## Requirement:
Every entry below, first to last, should be restated word for word.

## Available records:
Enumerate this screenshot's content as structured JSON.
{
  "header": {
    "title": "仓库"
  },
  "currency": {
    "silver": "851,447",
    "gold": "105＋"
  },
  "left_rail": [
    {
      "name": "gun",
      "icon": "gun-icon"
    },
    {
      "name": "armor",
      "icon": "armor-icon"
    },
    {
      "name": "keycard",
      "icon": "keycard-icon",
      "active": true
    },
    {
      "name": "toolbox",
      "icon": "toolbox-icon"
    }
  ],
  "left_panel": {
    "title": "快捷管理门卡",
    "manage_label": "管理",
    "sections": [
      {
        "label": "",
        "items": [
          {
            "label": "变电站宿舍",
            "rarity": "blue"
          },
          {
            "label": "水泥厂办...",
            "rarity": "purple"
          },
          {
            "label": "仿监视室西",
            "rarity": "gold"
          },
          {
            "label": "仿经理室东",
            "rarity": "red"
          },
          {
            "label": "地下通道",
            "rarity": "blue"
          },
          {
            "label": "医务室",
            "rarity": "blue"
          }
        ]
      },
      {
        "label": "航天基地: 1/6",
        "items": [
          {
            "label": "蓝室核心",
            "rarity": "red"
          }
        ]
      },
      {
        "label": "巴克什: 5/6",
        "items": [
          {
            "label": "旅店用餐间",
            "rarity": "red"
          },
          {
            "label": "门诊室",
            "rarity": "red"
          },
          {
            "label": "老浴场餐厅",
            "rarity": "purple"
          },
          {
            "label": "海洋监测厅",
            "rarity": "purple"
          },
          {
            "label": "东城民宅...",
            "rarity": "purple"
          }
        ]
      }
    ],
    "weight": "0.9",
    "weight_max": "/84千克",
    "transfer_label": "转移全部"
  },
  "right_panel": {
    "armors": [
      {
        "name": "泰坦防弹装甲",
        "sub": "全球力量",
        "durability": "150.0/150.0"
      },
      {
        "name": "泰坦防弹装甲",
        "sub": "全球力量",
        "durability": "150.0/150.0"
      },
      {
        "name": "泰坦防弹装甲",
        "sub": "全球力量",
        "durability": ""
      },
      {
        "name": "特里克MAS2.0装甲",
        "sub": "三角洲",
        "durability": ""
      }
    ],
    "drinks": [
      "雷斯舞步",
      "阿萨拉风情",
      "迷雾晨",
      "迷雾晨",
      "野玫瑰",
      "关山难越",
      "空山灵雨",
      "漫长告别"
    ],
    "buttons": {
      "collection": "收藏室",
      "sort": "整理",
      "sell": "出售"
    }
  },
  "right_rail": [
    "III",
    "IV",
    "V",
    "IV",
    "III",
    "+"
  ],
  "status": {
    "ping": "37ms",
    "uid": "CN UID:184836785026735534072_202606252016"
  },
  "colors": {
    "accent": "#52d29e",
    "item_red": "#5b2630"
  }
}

## Response to this task:
Enumerate this screenshot's content as structured JSON.
{
  "header": {
    "title": "仓库"
  },
  "currency": {
    "silver": "851,447",
    "gold": "105＋"
  },
  "left_rail": [
    {
      "name": "gun",
      "icon": "gun-icon"
    },
    {
      "name": "armor",
      "icon": "armor-icon"
    },
    {
      "name": "keycard",
      "icon": "keycard-icon",
      "active": true
    },
    {
      "name": "toolbox",
      "icon": "toolbox-icon"
    }
  ],
  "left_panel": {
    "title": "快捷管理门卡",
    "manage_label": "管理",
    "sections": [
      {
        "label": "",
        "items": [
          {
            "label": "变电站宿舍",
            "rarity": "blue"
          },
          {
            "label": "水泥厂办...",
            "rarity": "purple"
          },
          {
            "label": "仿监视室西",
            "rarity": "gold"
          },
          {
            "label": "仿经理室东",
            "rarity": "red"
          },
          {
            "label": "地下通道",
            "rarity": "blue"
          },
          {
            "label": "医务室",
            "rarity": "blue"
          }
        ]
      },
      {
        "label": "航天基地: 1/6",
        "items": [
          {
            "label": "蓝室核心",
            "rarity": "red"
          }
        ]
      },
      {
        "label": "巴克什: 5/6",
        "items": [
          {
            "label": "旅店用餐间",
            "rarity": "red"
          },
          {
            "label": "门诊室",
            "rarity": "red"
          },
          {
            "label": "老浴场餐厅",
            "rarity": "purple"
          },
          {
            "label": "海洋监测厅",
            "rarity": "purple"
          },
          {
            "label": "东城民宅...",
            "rarity": "purple"
          }
        ]
      }
    ],
    "weight": "0.9",
    "weight_max": "/84千克",
    "transfer_label": "转移全部"
  },
  "right_panel": {
    "armors": [
      {
        "name": "泰坦防弹装甲",
        "sub": "全球力量",
        "durability": "150.0/150.0"
      },
      {
        "name": "泰坦防弹装甲",
        "sub": "全球力量",
        "durability": "150.0/150.0"
      },
      {
        "name": "泰坦防弹装甲",
        "sub": "全球力量",
        "durability": ""
      },
      {
        "name": "特里克MAS2.0装甲",
        "sub": "三角洲",
        "durability": ""
      }
    ],
    "drinks": [
      "雷斯舞步",
      "阿萨拉风情",
      "迷雾晨",
      "迷雾晨",
      "野玫瑰",
      "关山难越",
      "空山灵雨",
      "漫长告别"
    ],
    "buttons": {
      "collection": "收藏室",
      "sort": "整理",
      "sell": "出售"
    }
  },
  "right_rail": [
    "III",
    "IV",
    "V",
    "IV",
    "III",
    "+"
  ],
  "status": {
    "ping": "37ms",
    "uid": "CN UID:184836785026735534072_202606252016"
  },
  "colors": {
    "accent": "#52d29e",
    "item_red": "#5b2630"
  }
}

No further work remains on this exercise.